34 ©CEE-UT, 34 Pacific Northwest Projects Small storage and regasification facilities Serve local markets in areas where electricity will need to be generated thermally due to dam decommissioning Excess volumes could eventually target other markets (via pipeline or wire)

35 ©CEE-UT, 35 Gulf Coast Projects 1 2 3 4 5 Safety/Security Wetlands Fisheries Energy Costs Roads Taxes Employment Air Emissions Property Value Other/Intangibles

36 ©CEE-UT, 36 Central/Western Gulf Coast Projects Large regasification facilities with associated storage (LNG or underground natural gas) near existing pipeline takeaway infrastructure Preference for onshore projects to achieve economies of scale; potential overbuilding in the region Possible constraint associated with limits to tolerance for further, intense coastal industrial development

37 ©CEE-UT, 37 Florida Projects 1 2 3 4 5 Safety/Security Wetlands Fisheries Energy Costs Roads Taxes Employment Air Emissions Property Value Other/Intangibles

38 ©CEE-UT, 38 Florida Projects Offshore projects face environmental challenges due to pipeline construction Novel construction techniques, if economically viable, may help with mitigation Onshore projects near busy and congested ports could be supported as State shifts toward natural gas Extension to greater Southeast as mid-term coal projects are displaced by natural gas

39 ©CEE-UT, 39 California Projects 1 2 3 4 5 Safety/Security Wetlands Fisheries Energy Costs Roads Taxes Employment Air Emissions Property Value Other/Intangibles

40 ©CEE-UT, 40 Hypothesis Tests Refer to separate handout

41 ©CEE-UT, 41 Targeted Benefits Offered Offer to receive option to purchase natural gas at market rates Regional promotion of energy hub and basic industries associated with LNG project Commitment to invest in social development plan with local stakeholder groups Financial aid and sponsorship (restoration and maintenance) to local lighthouse listed on National Register of Historic Places Closing bonus to local government at groundbreaking Direct discount to local community Reductions in energy costs to local/state/regional economies

42 ©CEE-UT, 42 Cost-to-Benefit Conversion Commitment to use US crews on LNG ships Grants to offset fisheries impacts and for regional marine studies Availability of natural gas to displace other fossil fuels and associated air emissions Natural gas combustion to revaporize LNG avoiding ORV Use air vaporizers to reduce both air emissions and avoid seawater associated impacts Build LNG terminals at existing industrial facilities where waste heat can be used for revaporization Use tunnels or other conduits for offtake natural gas pipelines to avoid impacts Natural gas for power generation to displace dams Net wetlands additions including donations for preserves Residential property compensation and replacement
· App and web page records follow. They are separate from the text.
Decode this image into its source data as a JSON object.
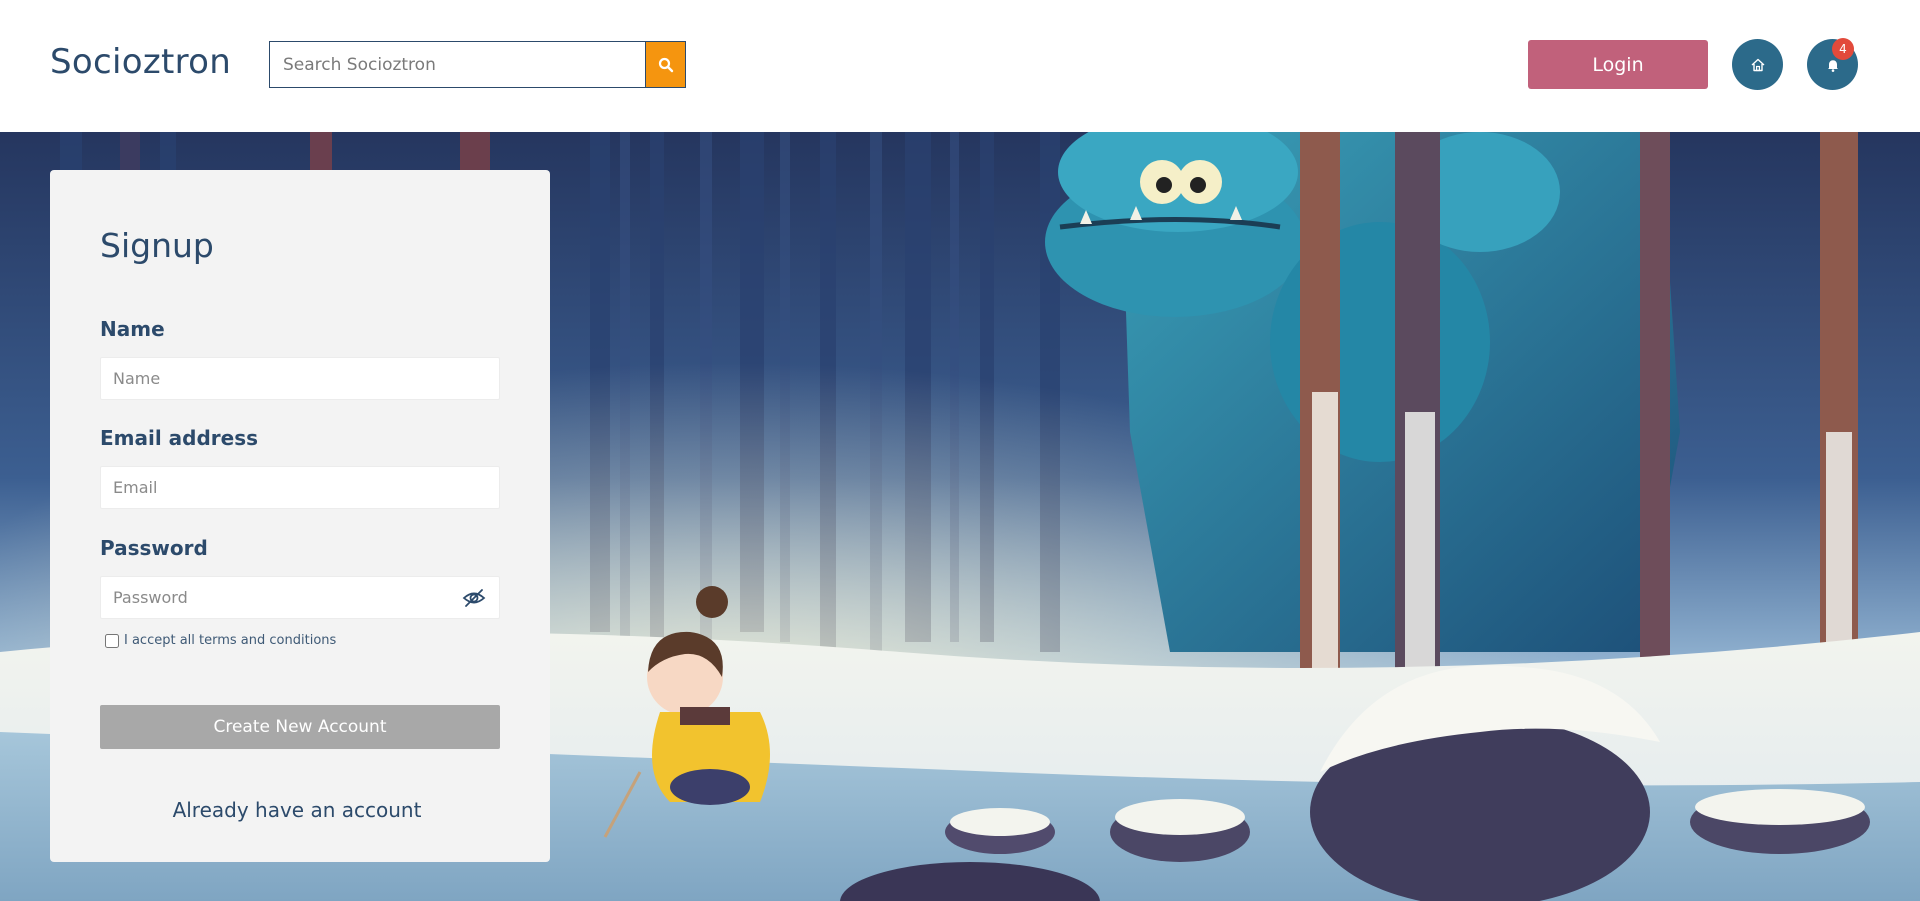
{
  "header": {
    "brand": "Socioztron",
    "search_placeholder": "Search Socioztron",
    "login_label": "Login",
    "notification_count": "4"
  },
  "signup": {
    "title": "Signup",
    "name_label": "Name",
    "name_placeholder": "Name",
    "email_label": "Email address",
    "email_placeholder": "Email",
    "password_label": "Password",
    "password_placeholder": "Password",
    "terms_label": "I accept all terms and conditions",
    "terms_checked": false,
    "create_label": "Create New Account",
    "already_label": "Already have an account"
  },
  "icons": {
    "search": "search-icon",
    "home": "home-icon",
    "bell": "bell-icon",
    "eye": "eye-slash-icon"
  },
  "colors": {
    "brand": "#2c4a6b",
    "search_button": "#f5950f",
    "login_button": "#c1617b",
    "icon_button": "#2c6a8a",
    "badge": "#e24a3b",
    "create_button_disabled": "#a8a8a8"
  }
}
43 ©CEE-UT, 43 Going Forward: Discussion Application to other large energy infrastructure projects NEPA and the regulatory process –Canada project comparisons Perceptions of risk and risk communication Public/constituent views on energy, energy supply, energy infrastructure

44 ©CEE-UT, 44 US LNG Cargo Receipts Sources: U.S. EIA, World Gas Intelligence

45 ©CEE-UT, 45

46 ©CEE-UT, 46 For More Information: www.beg.utexas.edu/energyecon/lng Houston forum: March 27, 2008


Download ppt "Bureau of Economic Geology, The University of Texas at Austin Defining Community and Economic Benefits Associated with Energy Infrastructure Projects:"

Similar presentations


Ads by Google